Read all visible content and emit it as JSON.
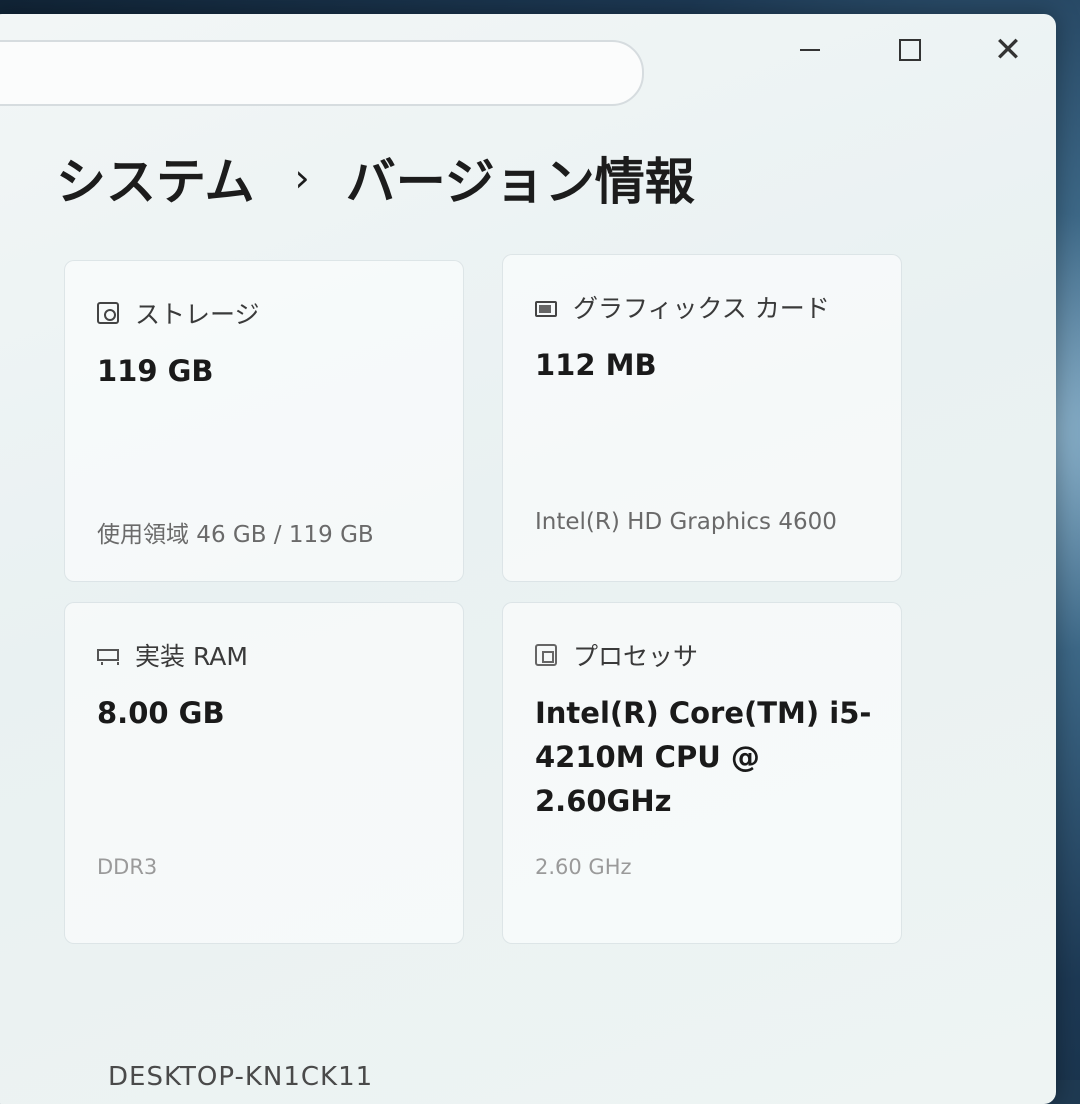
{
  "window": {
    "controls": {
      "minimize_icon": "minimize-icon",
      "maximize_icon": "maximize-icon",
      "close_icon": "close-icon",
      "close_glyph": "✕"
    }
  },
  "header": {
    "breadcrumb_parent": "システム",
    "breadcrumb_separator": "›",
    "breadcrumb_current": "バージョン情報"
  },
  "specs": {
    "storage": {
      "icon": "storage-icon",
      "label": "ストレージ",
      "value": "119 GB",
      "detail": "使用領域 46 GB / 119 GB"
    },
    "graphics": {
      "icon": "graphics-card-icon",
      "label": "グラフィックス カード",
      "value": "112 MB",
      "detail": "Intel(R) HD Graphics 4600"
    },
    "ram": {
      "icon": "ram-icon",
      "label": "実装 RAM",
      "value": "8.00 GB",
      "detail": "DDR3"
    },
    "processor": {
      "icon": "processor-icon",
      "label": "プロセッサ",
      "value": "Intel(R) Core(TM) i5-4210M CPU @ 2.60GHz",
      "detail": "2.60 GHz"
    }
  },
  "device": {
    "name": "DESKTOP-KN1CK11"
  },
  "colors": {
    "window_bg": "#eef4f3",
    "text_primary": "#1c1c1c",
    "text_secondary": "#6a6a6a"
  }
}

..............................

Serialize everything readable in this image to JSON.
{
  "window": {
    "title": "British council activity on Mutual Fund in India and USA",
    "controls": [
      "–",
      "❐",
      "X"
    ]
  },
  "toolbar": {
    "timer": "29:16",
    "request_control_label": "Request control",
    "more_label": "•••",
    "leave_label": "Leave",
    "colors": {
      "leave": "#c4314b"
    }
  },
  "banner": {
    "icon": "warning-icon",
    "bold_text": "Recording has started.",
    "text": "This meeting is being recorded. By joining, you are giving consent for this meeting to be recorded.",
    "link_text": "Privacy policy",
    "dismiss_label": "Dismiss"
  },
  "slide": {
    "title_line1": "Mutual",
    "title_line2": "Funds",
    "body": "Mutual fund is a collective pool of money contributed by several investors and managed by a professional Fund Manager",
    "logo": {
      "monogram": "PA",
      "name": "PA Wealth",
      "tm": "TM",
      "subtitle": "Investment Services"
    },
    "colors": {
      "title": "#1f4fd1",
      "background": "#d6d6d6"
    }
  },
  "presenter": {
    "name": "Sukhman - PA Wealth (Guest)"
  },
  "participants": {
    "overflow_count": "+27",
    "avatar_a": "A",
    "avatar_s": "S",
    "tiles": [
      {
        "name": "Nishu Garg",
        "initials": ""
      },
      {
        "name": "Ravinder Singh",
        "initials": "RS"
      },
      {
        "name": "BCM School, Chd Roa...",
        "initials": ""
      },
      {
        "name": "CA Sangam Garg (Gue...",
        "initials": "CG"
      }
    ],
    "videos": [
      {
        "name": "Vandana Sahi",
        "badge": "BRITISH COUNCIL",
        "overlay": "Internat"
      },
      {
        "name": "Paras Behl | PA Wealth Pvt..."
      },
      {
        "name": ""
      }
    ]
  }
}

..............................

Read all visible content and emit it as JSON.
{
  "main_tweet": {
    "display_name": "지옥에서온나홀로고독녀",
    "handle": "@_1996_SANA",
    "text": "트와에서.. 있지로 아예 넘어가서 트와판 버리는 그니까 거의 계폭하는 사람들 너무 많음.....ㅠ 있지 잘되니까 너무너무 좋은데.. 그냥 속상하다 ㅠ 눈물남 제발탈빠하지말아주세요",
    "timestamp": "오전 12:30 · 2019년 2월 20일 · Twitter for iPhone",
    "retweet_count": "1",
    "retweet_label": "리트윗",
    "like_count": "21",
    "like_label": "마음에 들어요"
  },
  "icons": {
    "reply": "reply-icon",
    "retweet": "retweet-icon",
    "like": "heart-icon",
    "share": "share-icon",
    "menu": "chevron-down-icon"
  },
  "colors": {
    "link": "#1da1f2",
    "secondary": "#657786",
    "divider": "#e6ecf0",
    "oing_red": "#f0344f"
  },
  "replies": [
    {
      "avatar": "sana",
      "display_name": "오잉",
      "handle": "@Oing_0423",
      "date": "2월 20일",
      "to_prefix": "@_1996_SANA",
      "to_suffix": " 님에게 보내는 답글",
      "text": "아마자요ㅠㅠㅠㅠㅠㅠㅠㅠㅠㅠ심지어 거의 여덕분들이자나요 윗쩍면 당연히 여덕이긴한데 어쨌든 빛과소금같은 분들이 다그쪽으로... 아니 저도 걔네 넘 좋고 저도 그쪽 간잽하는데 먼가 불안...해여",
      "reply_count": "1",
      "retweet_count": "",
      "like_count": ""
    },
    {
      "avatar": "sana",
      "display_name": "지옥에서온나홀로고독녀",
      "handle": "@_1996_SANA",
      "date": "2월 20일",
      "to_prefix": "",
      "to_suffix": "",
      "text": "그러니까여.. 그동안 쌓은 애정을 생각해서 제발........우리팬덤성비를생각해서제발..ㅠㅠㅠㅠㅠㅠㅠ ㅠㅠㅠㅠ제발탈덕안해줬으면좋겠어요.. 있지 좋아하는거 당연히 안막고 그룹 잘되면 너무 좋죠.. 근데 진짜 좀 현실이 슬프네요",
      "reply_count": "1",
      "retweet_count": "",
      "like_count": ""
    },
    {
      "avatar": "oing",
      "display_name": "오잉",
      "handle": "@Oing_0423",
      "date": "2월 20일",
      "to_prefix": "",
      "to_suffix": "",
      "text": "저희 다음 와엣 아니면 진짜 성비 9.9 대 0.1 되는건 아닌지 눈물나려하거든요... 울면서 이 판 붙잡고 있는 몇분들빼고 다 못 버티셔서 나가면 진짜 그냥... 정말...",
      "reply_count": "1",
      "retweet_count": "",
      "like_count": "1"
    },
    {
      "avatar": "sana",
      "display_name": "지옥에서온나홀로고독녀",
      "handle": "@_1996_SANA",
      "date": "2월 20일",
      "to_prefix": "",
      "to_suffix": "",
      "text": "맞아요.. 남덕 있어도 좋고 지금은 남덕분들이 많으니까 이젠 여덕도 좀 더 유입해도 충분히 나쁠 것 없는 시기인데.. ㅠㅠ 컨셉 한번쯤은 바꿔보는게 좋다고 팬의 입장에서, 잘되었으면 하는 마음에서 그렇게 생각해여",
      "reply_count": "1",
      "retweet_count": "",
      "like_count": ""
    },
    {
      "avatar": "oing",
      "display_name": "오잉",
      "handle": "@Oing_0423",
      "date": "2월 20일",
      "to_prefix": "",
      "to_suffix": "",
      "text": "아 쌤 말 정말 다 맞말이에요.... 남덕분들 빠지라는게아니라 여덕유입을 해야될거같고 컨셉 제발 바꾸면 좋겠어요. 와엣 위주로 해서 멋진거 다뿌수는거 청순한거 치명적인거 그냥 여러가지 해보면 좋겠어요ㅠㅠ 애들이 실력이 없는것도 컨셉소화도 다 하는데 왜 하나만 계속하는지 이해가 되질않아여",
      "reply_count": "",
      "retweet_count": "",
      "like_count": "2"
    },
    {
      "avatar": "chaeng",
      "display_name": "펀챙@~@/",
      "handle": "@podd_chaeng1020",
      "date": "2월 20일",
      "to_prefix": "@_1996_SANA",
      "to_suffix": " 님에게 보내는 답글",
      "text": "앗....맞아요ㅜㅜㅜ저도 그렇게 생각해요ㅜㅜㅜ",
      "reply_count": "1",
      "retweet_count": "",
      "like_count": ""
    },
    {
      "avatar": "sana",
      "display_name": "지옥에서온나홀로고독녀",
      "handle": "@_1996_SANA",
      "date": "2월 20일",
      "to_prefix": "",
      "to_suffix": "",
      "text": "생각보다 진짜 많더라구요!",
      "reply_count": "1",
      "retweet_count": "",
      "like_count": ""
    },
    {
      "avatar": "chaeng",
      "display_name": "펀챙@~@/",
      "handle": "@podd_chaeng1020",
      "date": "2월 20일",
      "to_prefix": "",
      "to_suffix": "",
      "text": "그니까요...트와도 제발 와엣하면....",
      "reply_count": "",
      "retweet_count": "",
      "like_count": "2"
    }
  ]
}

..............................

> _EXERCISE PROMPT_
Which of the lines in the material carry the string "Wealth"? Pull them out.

> _RESULT FOR THIS EXERCISE_
      "name": "PA Wealth",
    "name": "Sukhman - PA Wealth (Guest)"
        "name": "Paras Behl | PA Wealth Pvt..."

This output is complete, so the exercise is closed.